Thursday, January 29, 2015

Timing economic collapse

I have seen some discussions (see also comments) about this, or maybe next year, being the year of the economic collapse.

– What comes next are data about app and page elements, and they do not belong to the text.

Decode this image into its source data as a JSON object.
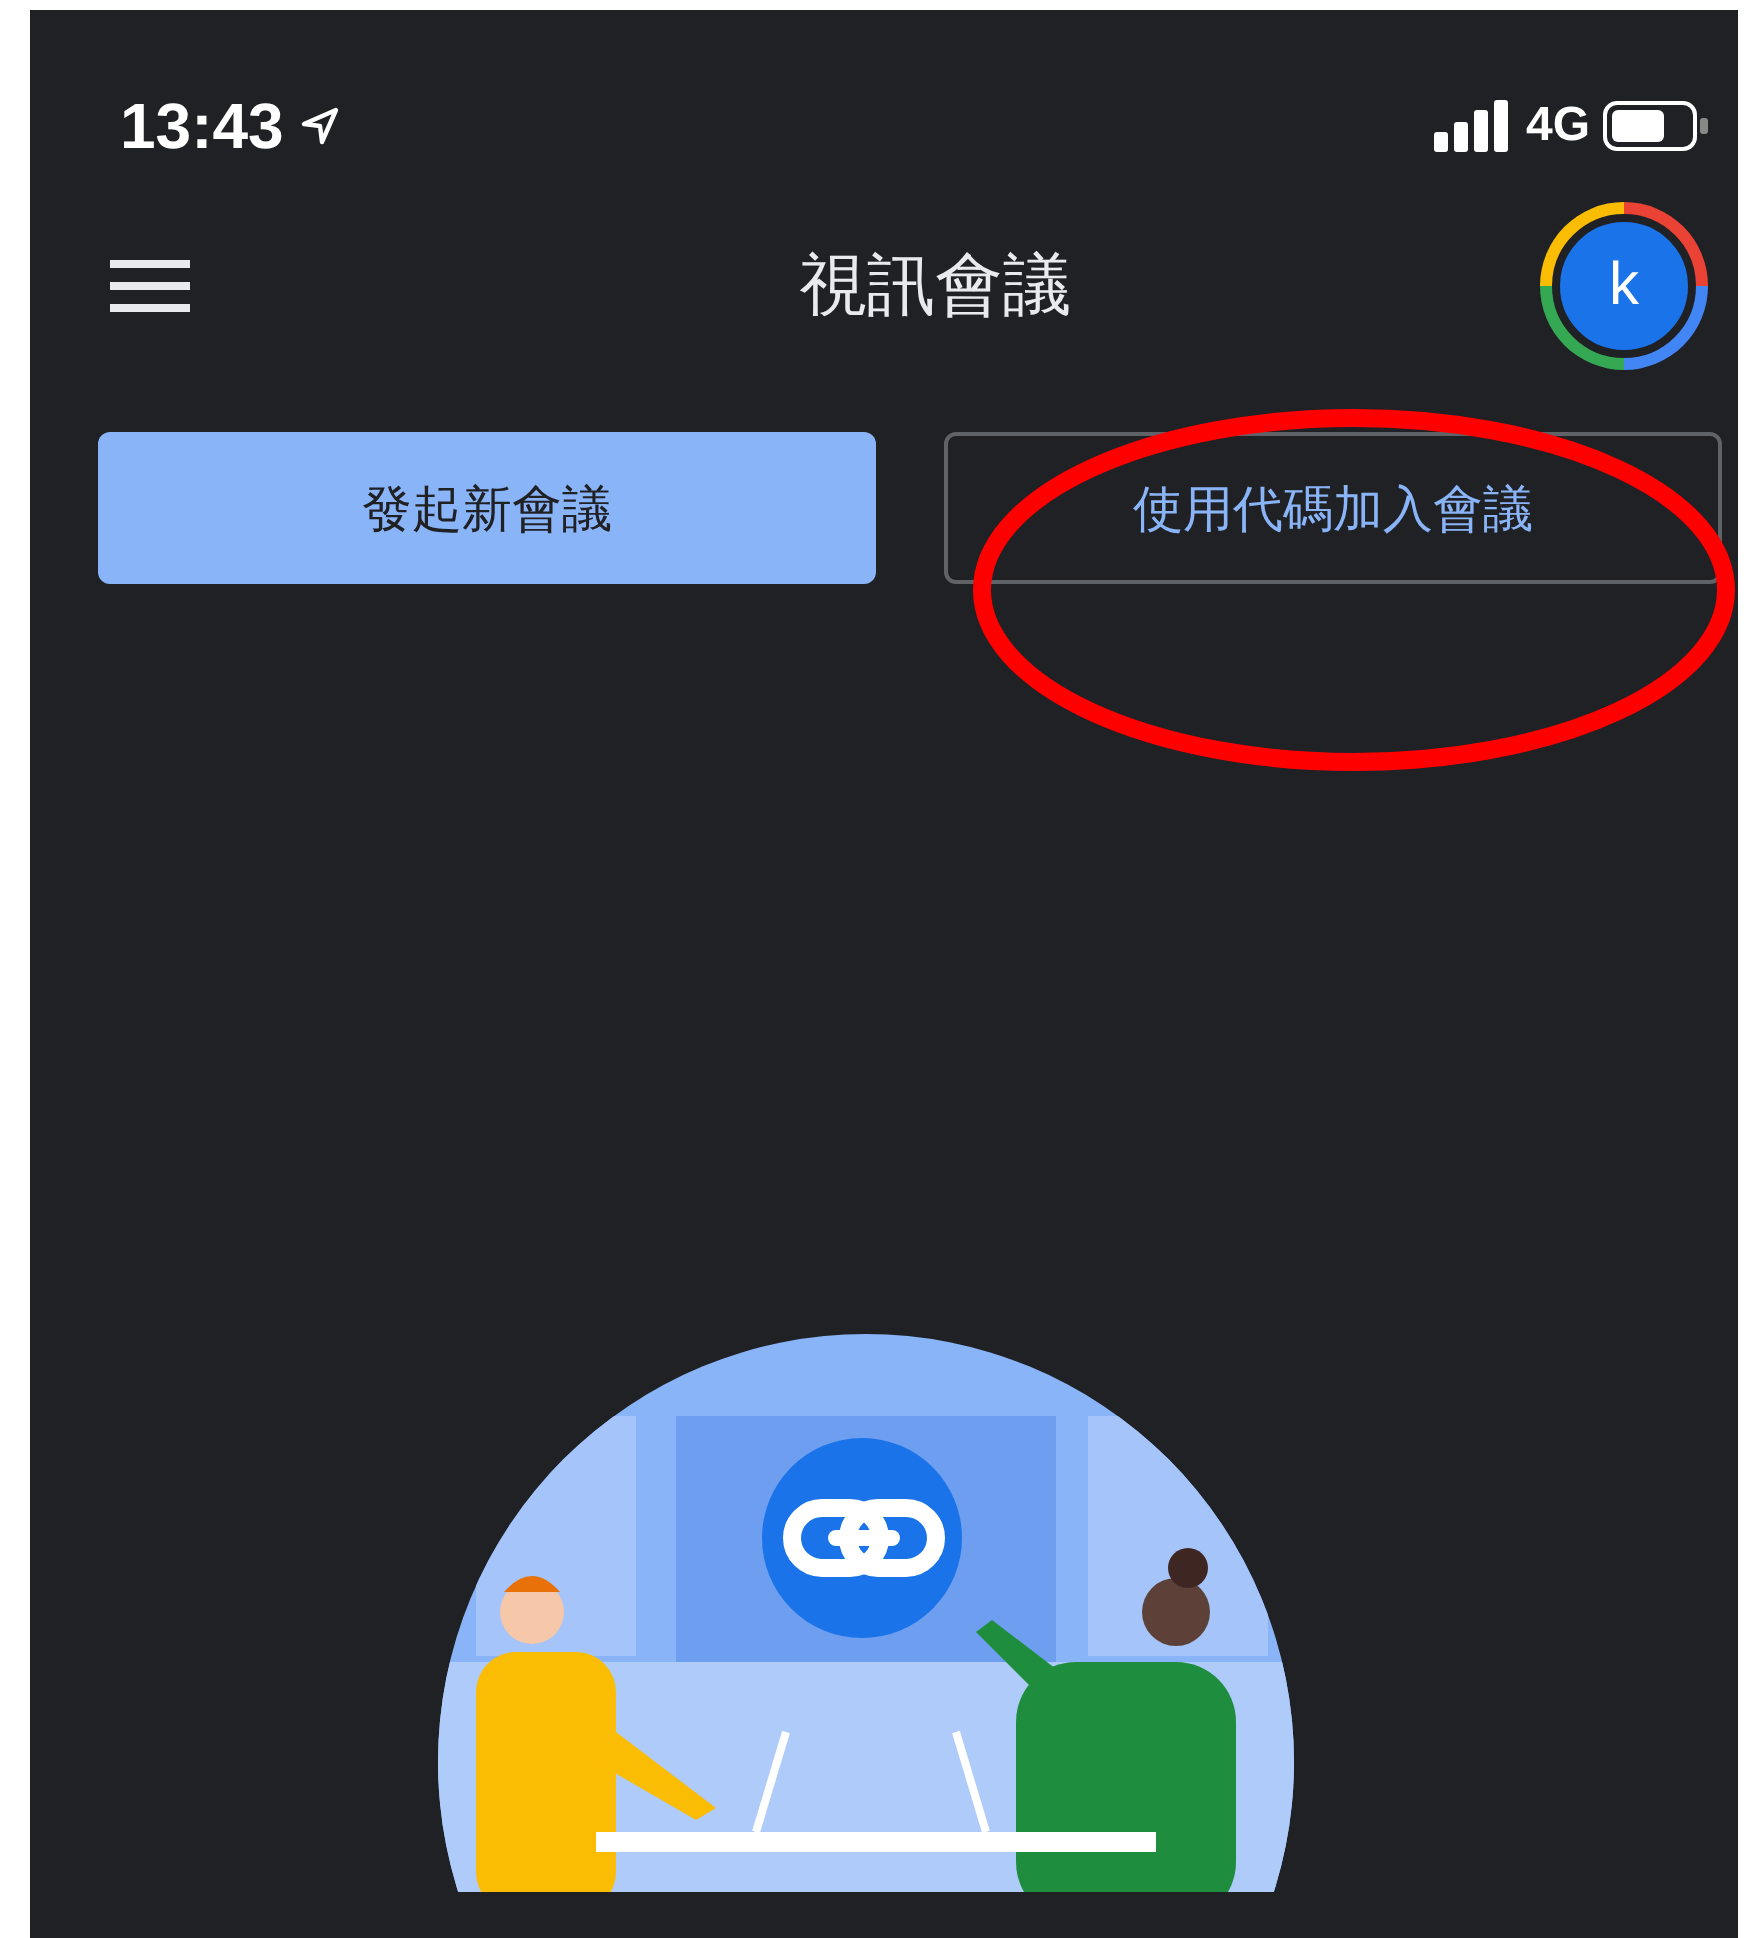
{
  "status_bar": {
    "time": "13:43",
    "network": "4G"
  },
  "header": {
    "title": "視訊會議",
    "avatar_letter": "k"
  },
  "buttons": [
    {
      "label": "發起新會議",
      "kind": "filled"
    },
    {
      "label": "使用代碼加入會議",
      "kind": "outlined"
    }
  ],
  "annotation": {
    "kind": "ellipse"
  }
}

Bonds: caught in a debt trap
Ralph Atkins and Michael MacKenzie, Financial Times, 28 January 2015 (hat tip: NC)
“It was less than a year ago that negative interest rates were still largely a footnote in a dog-eared history book about 1970s Swiss monetary policy. Either bonds are mispriced and large losses loom for investors, or we have a big problem on our hands,” says Alan Ruskin, strategist at Deutsche Bank.
Borrowing costs tumbling below zero also create risks that could spread beyond the financial sector and become “real” economy shocks. Yields so far below historic norms raise worries about price bubbles across asset classes which could threaten financial stability and test sweeping regulatory changes meant to make the system safer.
“The lower asset yields fall, the higher the probability of a correction and the greater the compression, the greater will be the size of the correction,” says Nikolaos Panigirtzoglou, JPMorgan strategist. “If we do get inflation, it could be quite vicious.” ... 
In effect, the big players can't find a good use for free money.
“We’re in a period when investment should be high. People should be saying: ‘I can do something useful with all the cheap money and put it into the real economy.’ But the investment we’re seeing is very disappointing. In the energy sector it is actually being cut.”
Some fear an “easing bias” among central banks. Because they did not act to prevent lending booms in the past, they allowed debt levels to expand, which makes it much more perilous to push up the cost of borrowing now.
Mr Borio at the BIS warns that high levels of debt across economies have created a “debt trap” in which it becomes difficult for central banks to raise interest rates without inflicting damage on the real economy.
If you read (it is easier to google the headline, the direct link won't work without signing in to the FT site) the entire story, you will see that possible consequences are all over the map.
My guess is that you will get a more extreme version of what happened in preindustrial economies when the population began to outrun production,  the essential commodities (food/land) would inflate in price, the price of manufactured goods would stagnate, and labor prices would get drop.
Today's economy is more complex.  With the collapse of labor, you might not get actual inflation so much as an inability to find anyone who can actually pay for your goods.  So that a gasoline price of $3, is like $12 in todays terms.  You also are at serious risk of having a wind down of economies of scale with the world wide just-in-time manufacturing methods not being able to afford the now expensive transportation costs.  Or, as the article notes, pricing could just spiral out of control.  Hard to say.